| INSTRUCTIONS TO FOLLOW |
Each line of the listing below must be retyped as given.
>>>
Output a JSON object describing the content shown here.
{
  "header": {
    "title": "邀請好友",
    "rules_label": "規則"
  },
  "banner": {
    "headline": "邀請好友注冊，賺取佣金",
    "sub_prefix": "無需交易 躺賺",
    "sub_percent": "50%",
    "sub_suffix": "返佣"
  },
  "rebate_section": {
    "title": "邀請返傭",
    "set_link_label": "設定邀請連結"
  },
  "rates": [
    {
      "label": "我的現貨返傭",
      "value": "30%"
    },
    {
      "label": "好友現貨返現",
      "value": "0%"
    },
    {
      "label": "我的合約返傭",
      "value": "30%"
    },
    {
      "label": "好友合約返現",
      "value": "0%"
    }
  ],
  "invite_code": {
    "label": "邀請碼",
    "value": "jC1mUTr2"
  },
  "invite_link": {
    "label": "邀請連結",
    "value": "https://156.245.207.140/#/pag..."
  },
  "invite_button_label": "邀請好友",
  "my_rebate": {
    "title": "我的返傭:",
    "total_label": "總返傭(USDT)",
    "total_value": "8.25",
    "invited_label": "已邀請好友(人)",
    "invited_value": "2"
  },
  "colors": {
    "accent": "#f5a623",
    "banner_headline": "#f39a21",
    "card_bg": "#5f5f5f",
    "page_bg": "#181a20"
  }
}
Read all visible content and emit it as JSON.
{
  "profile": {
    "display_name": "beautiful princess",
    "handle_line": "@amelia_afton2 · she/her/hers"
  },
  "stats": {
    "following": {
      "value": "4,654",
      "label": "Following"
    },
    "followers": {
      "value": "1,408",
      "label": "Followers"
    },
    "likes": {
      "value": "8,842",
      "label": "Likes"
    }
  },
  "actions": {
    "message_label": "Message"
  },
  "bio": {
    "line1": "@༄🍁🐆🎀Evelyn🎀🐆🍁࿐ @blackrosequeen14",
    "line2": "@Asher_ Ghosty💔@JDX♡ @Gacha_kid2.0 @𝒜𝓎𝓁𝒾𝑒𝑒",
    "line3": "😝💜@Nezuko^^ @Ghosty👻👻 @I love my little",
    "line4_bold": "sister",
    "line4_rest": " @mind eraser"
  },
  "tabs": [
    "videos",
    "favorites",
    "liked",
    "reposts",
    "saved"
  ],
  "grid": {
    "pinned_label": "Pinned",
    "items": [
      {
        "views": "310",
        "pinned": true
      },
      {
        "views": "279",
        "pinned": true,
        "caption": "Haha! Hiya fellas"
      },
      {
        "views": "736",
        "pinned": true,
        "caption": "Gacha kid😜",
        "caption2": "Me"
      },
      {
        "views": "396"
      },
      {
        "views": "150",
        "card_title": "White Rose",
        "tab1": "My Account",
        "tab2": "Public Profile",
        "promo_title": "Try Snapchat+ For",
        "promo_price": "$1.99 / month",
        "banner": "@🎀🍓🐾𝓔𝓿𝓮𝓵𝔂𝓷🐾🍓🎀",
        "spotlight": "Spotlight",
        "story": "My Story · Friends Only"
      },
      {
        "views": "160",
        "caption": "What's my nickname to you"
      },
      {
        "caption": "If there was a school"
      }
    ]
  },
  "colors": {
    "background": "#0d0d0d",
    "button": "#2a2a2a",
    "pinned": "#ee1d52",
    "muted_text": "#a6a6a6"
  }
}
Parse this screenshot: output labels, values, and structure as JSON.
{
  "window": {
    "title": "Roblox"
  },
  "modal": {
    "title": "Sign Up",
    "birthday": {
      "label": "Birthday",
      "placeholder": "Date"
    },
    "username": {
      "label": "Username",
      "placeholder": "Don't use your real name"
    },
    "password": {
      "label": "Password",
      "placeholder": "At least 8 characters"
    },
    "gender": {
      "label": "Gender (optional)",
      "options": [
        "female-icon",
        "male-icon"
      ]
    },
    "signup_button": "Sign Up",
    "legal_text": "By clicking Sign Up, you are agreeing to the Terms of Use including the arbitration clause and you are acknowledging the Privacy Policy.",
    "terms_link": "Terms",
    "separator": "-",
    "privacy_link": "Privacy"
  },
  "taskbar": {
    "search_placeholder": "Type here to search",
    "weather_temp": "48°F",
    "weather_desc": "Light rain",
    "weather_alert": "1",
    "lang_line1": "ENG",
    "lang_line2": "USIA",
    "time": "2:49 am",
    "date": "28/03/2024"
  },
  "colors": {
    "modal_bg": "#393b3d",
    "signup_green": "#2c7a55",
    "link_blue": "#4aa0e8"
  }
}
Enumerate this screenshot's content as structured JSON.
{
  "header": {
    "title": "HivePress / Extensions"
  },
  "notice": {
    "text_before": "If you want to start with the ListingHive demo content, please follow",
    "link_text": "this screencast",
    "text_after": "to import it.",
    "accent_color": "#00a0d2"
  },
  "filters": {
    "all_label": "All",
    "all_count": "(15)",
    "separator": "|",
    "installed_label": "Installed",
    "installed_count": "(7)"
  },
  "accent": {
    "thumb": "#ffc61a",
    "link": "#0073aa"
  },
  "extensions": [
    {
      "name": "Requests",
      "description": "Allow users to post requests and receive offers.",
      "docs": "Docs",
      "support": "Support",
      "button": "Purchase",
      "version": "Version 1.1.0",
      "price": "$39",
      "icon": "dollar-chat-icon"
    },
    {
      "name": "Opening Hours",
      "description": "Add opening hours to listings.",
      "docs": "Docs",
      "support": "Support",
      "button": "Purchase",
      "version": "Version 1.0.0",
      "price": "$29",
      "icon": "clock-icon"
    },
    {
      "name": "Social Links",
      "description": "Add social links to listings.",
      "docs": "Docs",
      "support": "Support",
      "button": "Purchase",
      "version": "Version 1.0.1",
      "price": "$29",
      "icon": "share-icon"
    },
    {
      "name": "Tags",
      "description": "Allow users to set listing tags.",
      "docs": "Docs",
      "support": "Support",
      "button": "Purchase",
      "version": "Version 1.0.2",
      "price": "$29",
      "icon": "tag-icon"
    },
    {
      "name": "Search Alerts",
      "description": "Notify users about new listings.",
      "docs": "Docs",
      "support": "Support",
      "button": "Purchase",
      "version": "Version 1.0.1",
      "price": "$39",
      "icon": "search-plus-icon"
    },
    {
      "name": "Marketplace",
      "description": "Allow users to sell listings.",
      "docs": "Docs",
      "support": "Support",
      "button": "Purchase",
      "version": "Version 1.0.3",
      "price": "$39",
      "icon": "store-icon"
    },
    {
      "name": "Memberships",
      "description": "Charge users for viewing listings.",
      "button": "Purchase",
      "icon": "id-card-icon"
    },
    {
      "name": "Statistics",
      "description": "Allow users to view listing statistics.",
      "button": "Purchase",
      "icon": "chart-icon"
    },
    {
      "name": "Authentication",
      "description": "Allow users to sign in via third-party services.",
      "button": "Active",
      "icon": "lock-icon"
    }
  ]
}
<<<
| EXERCISE OUTPUT |
Output a JSON object describing the content shown here.
{
  "header": {
    "title": "邀請好友",
    "rules_label": "規則"
  },
  "banner": {
    "headline": "邀請好友注冊，賺取佣金",
    "sub_prefix": "無需交易 躺賺",
    "sub_percent": "50%",
    "sub_suffix": "返佣"
  },
  "rebate_section": {
    "title": "邀請返傭",
    "set_link_label": "設定邀請連結"
  },
  "rates": [
    {
      "label": "我的現貨返傭",
      "value": "30%"
    },
    {
      "label": "好友現貨返現",
      "value": "0%"
    },
    {
      "label": "我的合約返傭",
      "value": "30%"
    },
    {
      "label": "好友合約返現",
      "value": "0%"
    }
  ],
  "invite_code": {
    "label": "邀請碼",
    "value": "jC1mUTr2"
  },
  "invite_link": {
    "label": "邀請連結",
    "value": "https://156.245.207.140/#/pag..."
  },
  "invite_button_label": "邀請好友",
  "my_rebate": {
    "title": "我的返傭:",
    "total_label": "總返傭(USDT)",
    "total_value": "8.25",
    "invited_label": "已邀請好友(人)",
    "invited_value": "2"
  },
  "colors": {
    "accent": "#f5a623",
    "banner_headline": "#f39a21",
    "card_bg": "#5f5f5f",
    "page_bg": "#181a20"
  }
}
Read all visible content and emit it as JSON.
{
  "profile": {
    "display_name": "beautiful princess",
    "handle_line": "@amelia_afton2 · she/her/hers"
  },
  "stats": {
    "following": {
      "value": "4,654",
      "label": "Following"
    },
    "followers": {
      "value": "1,408",
      "label": "Followers"
    },
    "likes": {
      "value": "8,842",
      "label": "Likes"
    }
  },
  "actions": {
    "message_label": "Message"
  },
  "bio": {
    "line1": "@༄🍁🐆🎀Evelyn🎀🐆🍁࿐ @blackrosequeen14",
    "line2": "@Asher_ Ghosty💔@JDX♡ @Gacha_kid2.0 @𝒜𝓎𝓁𝒾𝑒𝑒",
    "line3": "😝💜@Nezuko^^ @Ghosty👻👻 @I love my little",
    "line4_bold": "sister",
    "line4_rest": " @mind eraser"
  },
  "tabs": [
    "videos",
    "favorites",
    "liked",
    "reposts",
    "saved"
  ],
  "grid": {
    "pinned_label": "Pinned",
    "items": [
      {
        "views": "310",
        "pinned": true
      },
      {
        "views": "279",
        "pinned": true,
        "caption": "Haha! Hiya fellas"
      },
      {
        "views": "736",
        "pinned": true,
        "caption": "Gacha kid😜",
        "caption2": "Me"
      },
      {
        "views": "396"
      },
      {
        "views": "150",
        "card_title": "White Rose",
        "tab1": "My Account",
        "tab2": "Public Profile",
        "promo_title": "Try Snapchat+ For",
        "promo_price": "$1.99 / month",
        "banner": "@🎀🍓🐾𝓔𝓿𝓮𝓵𝔂𝓷🐾🍓🎀",
        "spotlight": "Spotlight",
        "story": "My Story · Friends Only"
      },
      {
        "views": "160",
        "caption": "What's my nickname to you"
      },
      {
        "caption": "If there was a school"
      }
    ]
  },
  "colors": {
    "background": "#0d0d0d",
    "button": "#2a2a2a",
    "pinned": "#ee1d52",
    "muted_text": "#a6a6a6"
  }
}
Parse this screenshot: output labels, values, and structure as JSON.
{
  "window": {
    "title": "Roblox"
  },
  "modal": {
    "title": "Sign Up",
    "birthday": {
      "label": "Birthday",
      "placeholder": "Date"
    },
    "username": {
      "label": "Username",
      "placeholder": "Don't use your real name"
    },
    "password": {
      "label": "Password",
      "placeholder": "At least 8 characters"
    },
    "gender": {
      "label": "Gender (optional)",
      "options": [
        "female-icon",
        "male-icon"
      ]
    },
    "signup_button": "Sign Up",
    "legal_text": "By clicking Sign Up, you are agreeing to the Terms of Use including the arbitration clause and you are acknowledging the Privacy Policy.",
    "terms_link": "Terms",
    "separator": "-",
    "privacy_link": "Privacy"
  },
  "taskbar": {
    "search_placeholder": "Type here to search",
    "weather_temp": "48°F",
    "weather_desc": "Light rain",
    "weather_alert": "1",
    "lang_line1": "ENG",
    "lang_line2": "USIA",
    "time": "2:49 am",
    "date": "28/03/2024"
  },
  "colors": {
    "modal_bg": "#393b3d",
    "signup_green": "#2c7a55",
    "link_blue": "#4aa0e8"
  }
}
Enumerate this screenshot's content as structured JSON.
{
  "header": {
    "title": "HivePress / Extensions"
  },
  "notice": {
    "text_before": "If you want to start with the ListingHive demo content, please follow",
    "link_text": "this screencast",
    "text_after": "to import it.",
    "accent_color": "#00a0d2"
  },
  "filters": {
    "all_label": "All",
    "all_count": "(15)",
    "separator": "|",
    "installed_label": "Installed",
    "installed_count": "(7)"
  },
  "accent": {
    "thumb": "#ffc61a",
    "link": "#0073aa"
  },
  "extensions": [
    {
      "name": "Requests",
      "description": "Allow users to post requests and receive offers.",
      "docs": "Docs",
      "support": "Support",
      "button": "Purchase",
      "version": "Version 1.1.0",
      "price": "$39",
      "icon": "dollar-chat-icon"
    },
    {
      "name": "Opening Hours",
      "description": "Add opening hours to listings.",
      "docs": "Docs",
      "support": "Support",
      "button": "Purchase",
      "version": "Version 1.0.0",
      "price": "$29",
      "icon": "clock-icon"
    },
    {
      "name": "Social Links",
      "description": "Add social links to listings.",
      "docs": "Docs",
      "support": "Support",
      "button": "Purchase",
      "version": "Version 1.0.1",
      "price": "$29",
      "icon": "share-icon"
    },
    {
      "name": "Tags",
      "description": "Allow users to set listing tags.",
      "docs": "Docs",
      "support": "Support",
      "button": "Purchase",
      "version": "Version 1.0.2",
      "price": "$29",
      "icon": "tag-icon"
    },
    {
      "name": "Search Alerts",
      "description": "Notify users about new listings.",
      "docs": "Docs",
      "support": "Support",
      "button": "Purchase",
      "version": "Version 1.0.1",
      "price": "$39",
      "icon": "search-plus-icon"
    },
    {
      "name": "Marketplace",
      "description": "Allow users to sell listings.",
      "docs": "Docs",
      "support": "Support",
      "button": "Purchase",
      "version": "Version 1.0.3",
      "price": "$39",
      "icon": "store-icon"
    },
    {
      "name": "Memberships",
      "description": "Charge users for viewing listings.",
      "button": "Purchase",
      "icon": "id-card-icon"
    },
    {
      "name": "Statistics",
      "description": "Allow users to view listing statistics.",
      "button": "Purchase",
      "icon": "chart-icon"
    },
    {
      "name": "Authentication",
      "description": "Allow users to sign in via third-party services.",
      "button": "Active",
      "icon": "lock-icon"
    }
  ]
}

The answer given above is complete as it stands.